A married couple is a couple who have chosen to commit their lives together and have undertaken to legally bind their relationship. In order to end a marriage, you must obtain a divorce.
Like married couples, common law partners may be entitled to make a claim for spousal support in the event of a relationship breakdown. The quantum and duration of spousal support will depend on a variety of factors such as the financial need of each party, the financial income of both parties, employment status and employment prospects of any party claiming the support.
Common law spouses do not have the same rights as married couples do to their spouse’s property, this includes rights to the ‘matrimonial home’. After separation, the common law partners have no entitlement to remain in the home unless their name is on the title or the lease.
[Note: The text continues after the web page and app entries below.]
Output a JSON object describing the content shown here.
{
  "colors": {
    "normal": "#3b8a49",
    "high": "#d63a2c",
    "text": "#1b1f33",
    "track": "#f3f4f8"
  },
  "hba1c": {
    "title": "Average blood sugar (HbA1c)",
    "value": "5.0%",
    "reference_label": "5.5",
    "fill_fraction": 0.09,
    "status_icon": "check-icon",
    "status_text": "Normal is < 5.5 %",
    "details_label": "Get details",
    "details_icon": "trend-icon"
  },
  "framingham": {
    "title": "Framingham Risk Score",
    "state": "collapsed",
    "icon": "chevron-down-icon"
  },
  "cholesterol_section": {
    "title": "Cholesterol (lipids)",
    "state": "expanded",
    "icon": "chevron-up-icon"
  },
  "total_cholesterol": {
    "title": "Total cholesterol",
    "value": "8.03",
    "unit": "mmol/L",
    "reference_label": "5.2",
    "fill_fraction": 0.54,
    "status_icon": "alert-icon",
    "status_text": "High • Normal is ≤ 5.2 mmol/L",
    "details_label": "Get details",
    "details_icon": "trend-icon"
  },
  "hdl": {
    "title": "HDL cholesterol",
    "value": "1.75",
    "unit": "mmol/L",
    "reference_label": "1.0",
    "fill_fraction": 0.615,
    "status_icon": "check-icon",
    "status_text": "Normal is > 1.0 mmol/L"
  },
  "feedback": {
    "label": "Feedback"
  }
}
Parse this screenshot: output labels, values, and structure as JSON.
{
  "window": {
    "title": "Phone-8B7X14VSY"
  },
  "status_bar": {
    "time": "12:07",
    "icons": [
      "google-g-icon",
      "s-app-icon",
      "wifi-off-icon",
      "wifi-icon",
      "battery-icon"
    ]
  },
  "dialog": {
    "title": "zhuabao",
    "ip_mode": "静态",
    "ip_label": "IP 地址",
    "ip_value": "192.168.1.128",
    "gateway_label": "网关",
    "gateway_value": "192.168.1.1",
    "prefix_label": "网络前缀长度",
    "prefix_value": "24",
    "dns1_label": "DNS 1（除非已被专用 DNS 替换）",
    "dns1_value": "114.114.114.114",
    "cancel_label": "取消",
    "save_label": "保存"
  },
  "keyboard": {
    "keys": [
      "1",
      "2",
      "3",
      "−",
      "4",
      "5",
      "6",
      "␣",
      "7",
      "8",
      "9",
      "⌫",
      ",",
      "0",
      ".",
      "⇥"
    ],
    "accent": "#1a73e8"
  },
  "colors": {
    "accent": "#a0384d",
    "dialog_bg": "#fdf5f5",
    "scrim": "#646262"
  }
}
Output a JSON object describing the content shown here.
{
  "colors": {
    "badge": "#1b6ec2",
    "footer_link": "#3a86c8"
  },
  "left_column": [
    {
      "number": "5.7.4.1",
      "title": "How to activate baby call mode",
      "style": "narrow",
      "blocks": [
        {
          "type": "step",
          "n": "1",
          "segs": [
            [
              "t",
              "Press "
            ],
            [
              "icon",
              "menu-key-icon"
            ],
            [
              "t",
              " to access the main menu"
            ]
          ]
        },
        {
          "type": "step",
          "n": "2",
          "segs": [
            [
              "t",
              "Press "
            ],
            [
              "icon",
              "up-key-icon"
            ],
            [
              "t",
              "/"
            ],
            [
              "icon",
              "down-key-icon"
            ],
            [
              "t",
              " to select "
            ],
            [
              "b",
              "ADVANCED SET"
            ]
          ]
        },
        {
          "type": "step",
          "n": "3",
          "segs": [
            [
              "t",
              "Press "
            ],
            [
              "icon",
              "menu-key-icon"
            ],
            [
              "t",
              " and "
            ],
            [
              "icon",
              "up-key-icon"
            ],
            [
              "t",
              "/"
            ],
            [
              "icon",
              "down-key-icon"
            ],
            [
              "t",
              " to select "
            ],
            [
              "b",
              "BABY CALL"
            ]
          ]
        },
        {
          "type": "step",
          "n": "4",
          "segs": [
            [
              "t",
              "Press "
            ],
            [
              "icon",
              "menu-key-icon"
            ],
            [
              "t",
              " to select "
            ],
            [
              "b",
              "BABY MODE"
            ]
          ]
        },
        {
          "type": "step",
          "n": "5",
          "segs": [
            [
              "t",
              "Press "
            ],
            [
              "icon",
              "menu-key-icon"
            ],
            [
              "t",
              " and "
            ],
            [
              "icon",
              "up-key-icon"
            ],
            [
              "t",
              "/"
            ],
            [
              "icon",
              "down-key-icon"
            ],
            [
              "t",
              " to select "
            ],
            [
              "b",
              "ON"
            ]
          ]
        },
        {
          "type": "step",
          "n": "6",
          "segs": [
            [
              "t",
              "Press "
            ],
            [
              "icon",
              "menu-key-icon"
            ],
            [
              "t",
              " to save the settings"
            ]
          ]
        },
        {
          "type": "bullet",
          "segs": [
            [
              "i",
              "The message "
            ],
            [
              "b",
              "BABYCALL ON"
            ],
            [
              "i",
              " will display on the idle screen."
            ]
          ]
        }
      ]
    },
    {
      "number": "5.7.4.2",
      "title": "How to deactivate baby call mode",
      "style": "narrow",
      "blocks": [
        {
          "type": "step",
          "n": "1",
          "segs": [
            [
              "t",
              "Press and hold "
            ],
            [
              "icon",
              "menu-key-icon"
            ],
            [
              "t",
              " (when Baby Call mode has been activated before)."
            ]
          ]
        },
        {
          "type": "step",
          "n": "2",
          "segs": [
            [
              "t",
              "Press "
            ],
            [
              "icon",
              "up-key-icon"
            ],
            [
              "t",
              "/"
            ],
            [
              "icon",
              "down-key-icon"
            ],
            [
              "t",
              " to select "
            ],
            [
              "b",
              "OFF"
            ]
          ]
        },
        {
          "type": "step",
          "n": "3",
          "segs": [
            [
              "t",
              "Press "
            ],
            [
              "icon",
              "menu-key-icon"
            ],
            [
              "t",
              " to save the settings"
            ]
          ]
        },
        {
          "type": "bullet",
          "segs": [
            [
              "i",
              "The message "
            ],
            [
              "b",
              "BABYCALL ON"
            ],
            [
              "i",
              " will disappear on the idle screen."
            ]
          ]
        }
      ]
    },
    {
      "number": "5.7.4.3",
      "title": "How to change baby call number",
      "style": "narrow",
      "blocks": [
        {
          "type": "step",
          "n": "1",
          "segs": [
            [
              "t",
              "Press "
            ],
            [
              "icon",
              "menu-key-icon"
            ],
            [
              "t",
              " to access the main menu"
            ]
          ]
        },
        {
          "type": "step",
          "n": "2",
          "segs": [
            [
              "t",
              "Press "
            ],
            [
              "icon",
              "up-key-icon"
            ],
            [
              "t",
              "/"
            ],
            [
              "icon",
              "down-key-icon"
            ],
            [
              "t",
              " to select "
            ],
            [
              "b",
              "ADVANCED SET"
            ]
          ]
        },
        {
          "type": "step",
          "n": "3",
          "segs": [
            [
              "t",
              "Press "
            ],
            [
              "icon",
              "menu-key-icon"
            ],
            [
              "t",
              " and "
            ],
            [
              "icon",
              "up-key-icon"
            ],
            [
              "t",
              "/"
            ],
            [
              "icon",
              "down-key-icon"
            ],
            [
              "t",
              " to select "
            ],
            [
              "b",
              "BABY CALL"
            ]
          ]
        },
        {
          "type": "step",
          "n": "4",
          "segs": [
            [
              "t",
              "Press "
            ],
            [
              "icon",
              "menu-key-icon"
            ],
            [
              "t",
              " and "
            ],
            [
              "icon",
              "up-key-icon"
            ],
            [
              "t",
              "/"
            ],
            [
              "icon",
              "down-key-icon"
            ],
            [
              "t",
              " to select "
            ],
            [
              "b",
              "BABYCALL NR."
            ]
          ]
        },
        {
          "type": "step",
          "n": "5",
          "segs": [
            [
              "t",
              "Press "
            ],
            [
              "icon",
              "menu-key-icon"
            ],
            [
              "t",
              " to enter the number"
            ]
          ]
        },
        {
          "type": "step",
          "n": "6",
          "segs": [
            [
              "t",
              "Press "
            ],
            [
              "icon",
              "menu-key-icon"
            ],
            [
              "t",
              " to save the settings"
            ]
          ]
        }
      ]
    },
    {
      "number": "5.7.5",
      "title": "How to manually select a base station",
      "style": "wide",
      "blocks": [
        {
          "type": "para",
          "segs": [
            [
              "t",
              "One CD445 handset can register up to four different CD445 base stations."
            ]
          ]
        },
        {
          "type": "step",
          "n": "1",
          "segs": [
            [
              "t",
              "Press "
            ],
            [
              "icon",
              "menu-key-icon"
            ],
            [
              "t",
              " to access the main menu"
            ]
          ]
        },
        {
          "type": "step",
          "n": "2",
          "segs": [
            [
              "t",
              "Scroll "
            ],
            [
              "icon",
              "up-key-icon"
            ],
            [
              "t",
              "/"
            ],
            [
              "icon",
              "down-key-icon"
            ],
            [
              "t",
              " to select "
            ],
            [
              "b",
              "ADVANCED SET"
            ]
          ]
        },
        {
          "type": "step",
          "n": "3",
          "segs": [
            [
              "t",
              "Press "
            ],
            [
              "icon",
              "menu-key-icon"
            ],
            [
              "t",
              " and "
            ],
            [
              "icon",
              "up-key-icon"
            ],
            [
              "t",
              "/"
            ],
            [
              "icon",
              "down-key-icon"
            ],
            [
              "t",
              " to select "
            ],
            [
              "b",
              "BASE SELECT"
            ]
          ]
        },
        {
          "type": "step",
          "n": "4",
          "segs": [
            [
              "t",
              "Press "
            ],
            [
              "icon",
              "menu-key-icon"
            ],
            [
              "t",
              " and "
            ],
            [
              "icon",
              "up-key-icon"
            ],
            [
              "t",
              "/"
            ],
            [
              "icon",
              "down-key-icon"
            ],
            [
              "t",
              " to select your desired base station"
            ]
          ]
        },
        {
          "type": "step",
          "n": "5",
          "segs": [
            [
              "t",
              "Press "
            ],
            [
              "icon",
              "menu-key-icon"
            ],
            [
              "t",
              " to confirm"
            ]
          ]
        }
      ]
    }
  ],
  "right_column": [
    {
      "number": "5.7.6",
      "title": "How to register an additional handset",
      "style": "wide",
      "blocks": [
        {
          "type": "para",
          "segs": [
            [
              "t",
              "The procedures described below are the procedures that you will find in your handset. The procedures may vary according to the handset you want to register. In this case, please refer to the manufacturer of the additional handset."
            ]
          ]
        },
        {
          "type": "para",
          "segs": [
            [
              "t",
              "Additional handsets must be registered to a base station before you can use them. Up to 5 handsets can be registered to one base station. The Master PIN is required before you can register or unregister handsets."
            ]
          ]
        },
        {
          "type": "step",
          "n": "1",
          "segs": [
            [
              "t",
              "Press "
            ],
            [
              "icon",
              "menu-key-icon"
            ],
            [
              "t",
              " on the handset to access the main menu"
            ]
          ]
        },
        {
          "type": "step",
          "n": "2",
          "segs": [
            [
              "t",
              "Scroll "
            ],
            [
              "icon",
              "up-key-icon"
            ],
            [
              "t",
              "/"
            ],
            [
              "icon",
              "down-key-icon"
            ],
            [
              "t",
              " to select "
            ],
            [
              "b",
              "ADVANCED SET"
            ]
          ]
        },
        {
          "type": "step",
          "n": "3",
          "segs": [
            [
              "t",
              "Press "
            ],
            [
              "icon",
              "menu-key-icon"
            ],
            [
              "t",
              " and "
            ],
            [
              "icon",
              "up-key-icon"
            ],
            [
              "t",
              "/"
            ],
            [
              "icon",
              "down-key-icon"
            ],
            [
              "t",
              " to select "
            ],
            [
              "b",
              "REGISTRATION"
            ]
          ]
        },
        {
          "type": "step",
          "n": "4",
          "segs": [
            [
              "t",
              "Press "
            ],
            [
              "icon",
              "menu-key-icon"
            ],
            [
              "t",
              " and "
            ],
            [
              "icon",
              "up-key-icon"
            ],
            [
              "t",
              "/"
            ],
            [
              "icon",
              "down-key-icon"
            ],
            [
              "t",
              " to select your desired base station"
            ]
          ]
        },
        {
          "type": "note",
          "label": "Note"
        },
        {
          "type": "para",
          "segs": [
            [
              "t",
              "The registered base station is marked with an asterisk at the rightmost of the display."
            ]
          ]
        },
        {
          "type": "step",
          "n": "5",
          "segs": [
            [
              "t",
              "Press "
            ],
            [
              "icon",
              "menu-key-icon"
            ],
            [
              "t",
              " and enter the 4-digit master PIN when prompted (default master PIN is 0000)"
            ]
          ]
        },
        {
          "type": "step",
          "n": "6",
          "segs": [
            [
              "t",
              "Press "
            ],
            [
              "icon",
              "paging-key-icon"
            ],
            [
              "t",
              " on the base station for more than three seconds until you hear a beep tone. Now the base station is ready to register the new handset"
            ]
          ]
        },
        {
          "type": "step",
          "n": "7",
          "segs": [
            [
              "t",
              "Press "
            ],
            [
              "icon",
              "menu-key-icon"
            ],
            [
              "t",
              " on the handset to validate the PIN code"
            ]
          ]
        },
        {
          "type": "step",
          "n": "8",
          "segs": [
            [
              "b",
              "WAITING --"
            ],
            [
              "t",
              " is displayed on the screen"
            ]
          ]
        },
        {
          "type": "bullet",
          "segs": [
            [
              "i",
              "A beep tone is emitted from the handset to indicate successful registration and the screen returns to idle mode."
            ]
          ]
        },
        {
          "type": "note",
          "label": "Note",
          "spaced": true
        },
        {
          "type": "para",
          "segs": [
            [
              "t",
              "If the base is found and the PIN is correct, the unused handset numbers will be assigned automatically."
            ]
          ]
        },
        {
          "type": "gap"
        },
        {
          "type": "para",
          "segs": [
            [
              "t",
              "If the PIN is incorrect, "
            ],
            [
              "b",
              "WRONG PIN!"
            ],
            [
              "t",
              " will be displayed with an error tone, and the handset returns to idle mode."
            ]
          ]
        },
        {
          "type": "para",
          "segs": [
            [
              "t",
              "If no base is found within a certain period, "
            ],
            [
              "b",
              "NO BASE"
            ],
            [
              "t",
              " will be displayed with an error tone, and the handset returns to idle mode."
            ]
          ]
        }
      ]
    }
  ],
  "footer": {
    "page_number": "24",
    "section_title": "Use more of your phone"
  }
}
Common law couples do not have a one half right to assets which would be considered as ‘matrimonial’, unlike married couples and they will often only be entitled to leave the relationship with the property they brought into the relationship.
Where two parties have cohabited as common law spouses and share property i.e. a home, the law recognizes that one party should not benefit financially at the expense of the other party. Such an example would be where one spouse provides a significant financial and time contribution to improve the other spouses individually owned property where both spouses reside. The court will require you to prove that any benefit that you added was inconsistent with the benefit that you received of living in the property.
The court will decide on a discretionary basis whether to award a monetary remedy such as a lump sum equal to the contribution, or an alternative remedy such as a constructive trust which would give you an interest in the property ownership.
Courts may also consider whether a joint family venture exists. A joint family venture is found when the contributions of both spouses resulted in an accumulation of wealth. If the court finds a joint family venture exists, a remedy for unjust enrichment may be awarded.
After separation, common law spouses are responsible for their own debts. Common law spouses are both responsible for jointly-incurred debts.
Common law couples do not have a fundamental right of inheritance as a married couple would if one party dies. If the partner dies without a will, a common law partner will not inherit any part of the estate. However, a bereaved party may make a claim against the estate for dependency if the common law spouse was dependant on the deceased, and they were not provided for in the will. This must be filed within six months of the Executor being appointed.
If you have any questions regarding the above or require legal representation in respect to family law, division of property, gift law, or separation and divorce, please contact us for an initial consultation